With first the centenary of the Great War, and now the centenary of the tank upon us this year, it's not surprising that the number of new model kits from that period has exploded. Fans of WW1 tanks now have numerous kits to choose from, though a paucity of information about their markings or period photographs means that decals provided with the kits have been limited. Stepping into that void is Decalomaniacs with several sets of markings for the new WW1 kits.
what you get
Inside a Ziploc baggie is a 4" x 6" set of white decals (the photo at right is of the instruction sheet since no scanner will render the decals properly). There is also a sheet of variants which discusses paint schemes.
The Takom Mk.Is appear to have only two marking options, so this set of decals and painting instructions (no illustrations, however) will delight modelers looking for other options. The numbers would include:
"C1" to "C25." This covers all the tanks used during the Battles of the Somme in 1916, the first time tanks were used in combat. The tanks all apparently had nicknames, but only two have been documented ("Cordon Rouge" and "Die Hard"). The instructions are quite detailed, too, about which tanks were "male" (with guns") and which "female" (with MGs).
Other tanks in other areas and battles are also included. Typical is "C21 The Perfect Lady" which fought during the battle of Arras, April, 1917.
The instructions use five camo schemes that range from battleship gray to very colorful mixtures of brown, green and pink over gray. These are described as A, B1, B2, C and D. These vary from quite colorful to a dark khaki, and include the style employed in the Middle East (variant D).

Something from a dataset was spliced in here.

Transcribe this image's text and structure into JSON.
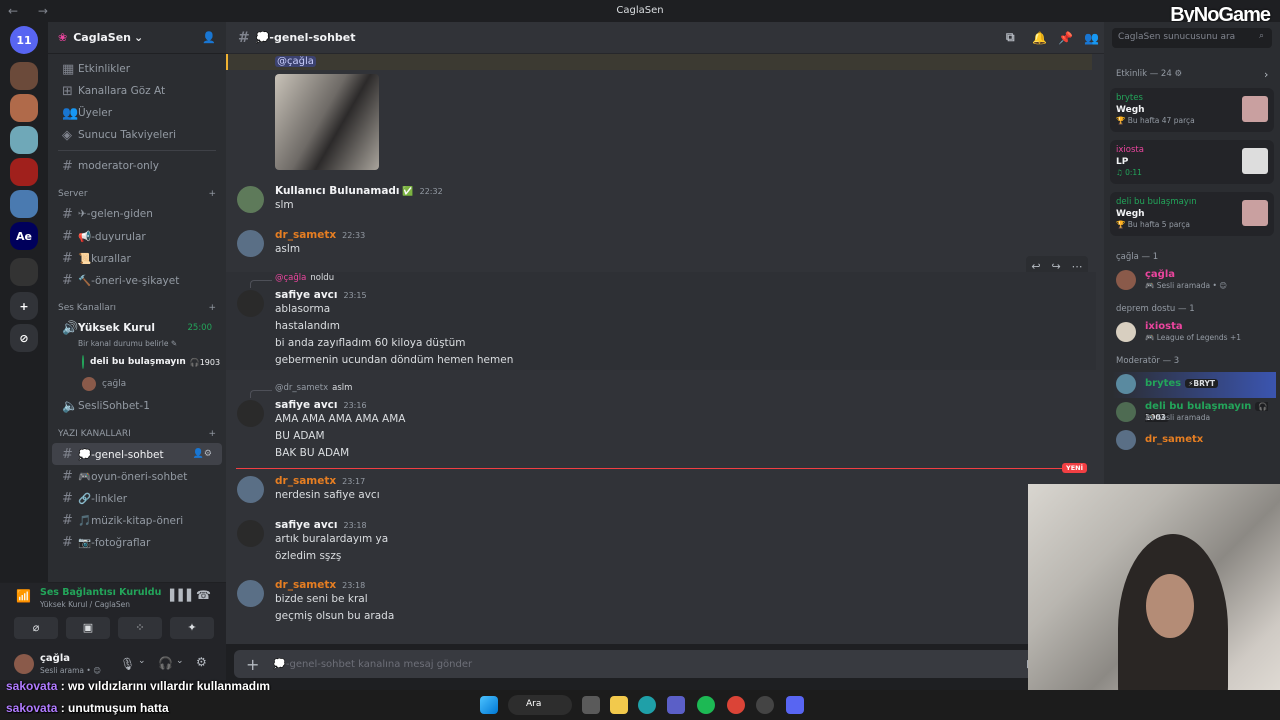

Finally, Georg includes some excellent references to books on the subject, both to document his information and to direct modelers who'd like to learn more.
I feel it incumbent on me to mention with each Decalomaniacs review that these are not your typical waterslide decal set. Printed on a laser printer, the results are fainter than with most kits. It's a good idea often to apply them over a light base coat to bring out their color and render them more vibrant. They are also printed on a single sheet of decal film, so each marking should be carefully removed from the sheet, with as much selvage trimmed away as possible before soaking in water.
Considering that Decalomaniacs is the brain child (some would say "love child") of Georg Eyerman, it's amazing that we have these decals at all. They provide modelers a much-larger set of marking options than with the kit alone. If your heart has been captured by the new WW1 kits, then you owe it to yourself to pick up a sheet of these markings.
Thanks to Decalomaniacs for providing this review copy. Be sure to mention you saw these reviewed here on Armorama when ordering your own set.
Highs: Good value for money with lots of markings that will let you recreate pretty much any Mk. I that fought at The Somme.Lows: Since they are printed on a laser printer and not offset, these decals require more skill than the average waterslide decals.Verdict: Highly-recommended for those building the Takom kit due to the limited decal options available with it.